Market participants are weighing what the FOMC will decide at 2:15 p.m. EDT. Fed fund futures show that a quarter-point rate cut is fully priced in and imply a 6% chance of a 50 basis point cut.

But Carl Lantz, an interest rate strategist at Credit Suisse First Boston, said the futures contracts aren't an accurate measure of Treasury market expectations.

Fed funds futures contracts settle at the average effective rate for the month, not the Fed's target. Effective Fed funds have traded between 7% and 0.5% in the past 24 hours.

Lantz said the Fed funds market isn't pricing in a lower target but is instead pricing in massive liquidity injections. Those injections will push the effective rate below 2% and pull down the monthly average, Lantz said.



"Fed fund futures, if anything, are pricing in liquidity measures," he said. "Treasuries are not expecting a cut."

Lending credence to the idea are Fed fund options. The derivatives aren't as closely followed and less liquid but paint a somewhat different picture. They are pricing in a 41.7% of no change in rates, a 40.2% chance of quarter-point cut, an 11.3% chance of a 50 basis point cut and a 3.8% chance of a 75 basis point cut.

Lantz said he doesn't believe the Fed will cut but that officials will leave the door open for future cuts.

"I think they should ease but probably will not ¥ I don't think [the Fed] is going to do an about face," he said.

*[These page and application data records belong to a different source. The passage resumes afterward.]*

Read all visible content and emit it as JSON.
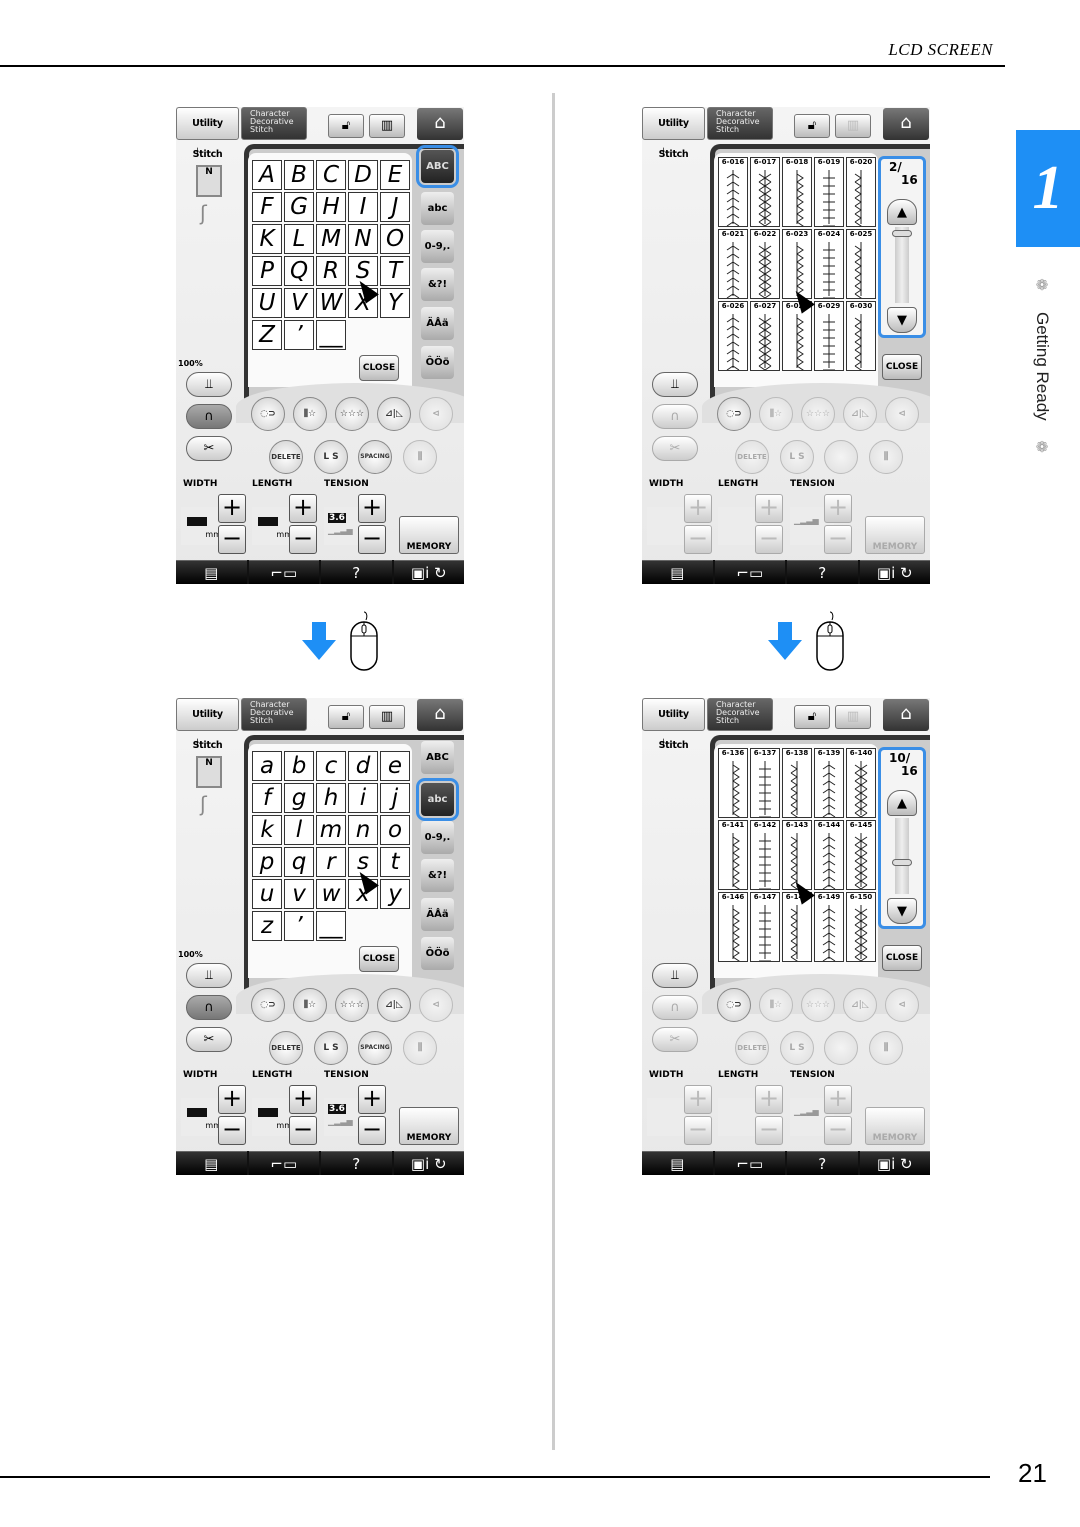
{
  "header": {
    "title": "LCD SCREEN"
  },
  "footer": {
    "page_number": "21"
  },
  "chapter": {
    "number": "1",
    "label": "Getting Ready",
    "color": "#1e8ff5"
  },
  "accent_color": "#3a8ee6",
  "screens": [
    {
      "type": "character",
      "selected_tab": 0,
      "chars": [
        "A",
        "B",
        "C",
        "D",
        "E",
        "F",
        "G",
        "H",
        "I",
        "J",
        "K",
        "L",
        "M",
        "N",
        "O",
        "P",
        "Q",
        "R",
        "S",
        "T",
        "U",
        "V",
        "W",
        "X",
        "Y",
        "Z",
        "’",
        "__"
      ]
    },
    {
      "type": "stitch",
      "page": "2",
      "total": "16",
      "thumb": 0.05,
      "stitches": [
        "6-016",
        "6-017",
        "6-018",
        "6-019",
        "6-020",
        "6-021",
        "6-022",
        "6-023",
        "6-024",
        "6-025",
        "6-026",
        "6-027",
        "6-028",
        "6-029",
        "6-030"
      ]
    },
    {
      "type": "character",
      "selected_tab": 1,
      "chars": [
        "a",
        "b",
        "c",
        "d",
        "e",
        "f",
        "g",
        "h",
        "i",
        "j",
        "k",
        "l",
        "m",
        "n",
        "o",
        "p",
        "q",
        "r",
        "s",
        "t",
        "u",
        "v",
        "w",
        "x",
        "y",
        "z",
        "’",
        "__"
      ]
    },
    {
      "type": "stitch",
      "page": "10",
      "total": "16",
      "thumb": 0.6,
      "stitches": [
        "6-136",
        "6-137",
        "6-138",
        "6-139",
        "6-140",
        "6-141",
        "6-142",
        "6-143",
        "6-144",
        "6-145",
        "6-146",
        "6-147",
        "6-148",
        "6-149",
        "6-150"
      ]
    }
  ],
  "ui": {
    "utility_tab": "Utility Stitch",
    "character_tab": [
      "Character",
      "Decorative",
      "Stitch"
    ],
    "char_tabs": [
      "ABC",
      "abc",
      "0-9,.",
      "&?!",
      "ÄÅä",
      "ÔÖö"
    ],
    "close": "CLOSE",
    "zoom": "100%",
    "delete": "DELETE",
    "ls": "L  S",
    "spacing": "SPACING",
    "width": "WIDTH",
    "length": "LENGTH",
    "tension": "TENSION",
    "mm": "mm",
    "tension_value": "3.6",
    "memory": "MEMORY",
    "plus": "+",
    "minus": "−",
    "help": "?"
  }
}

By Adam Button and edited by Stephen Huebl
©CEP News Ltd. 2008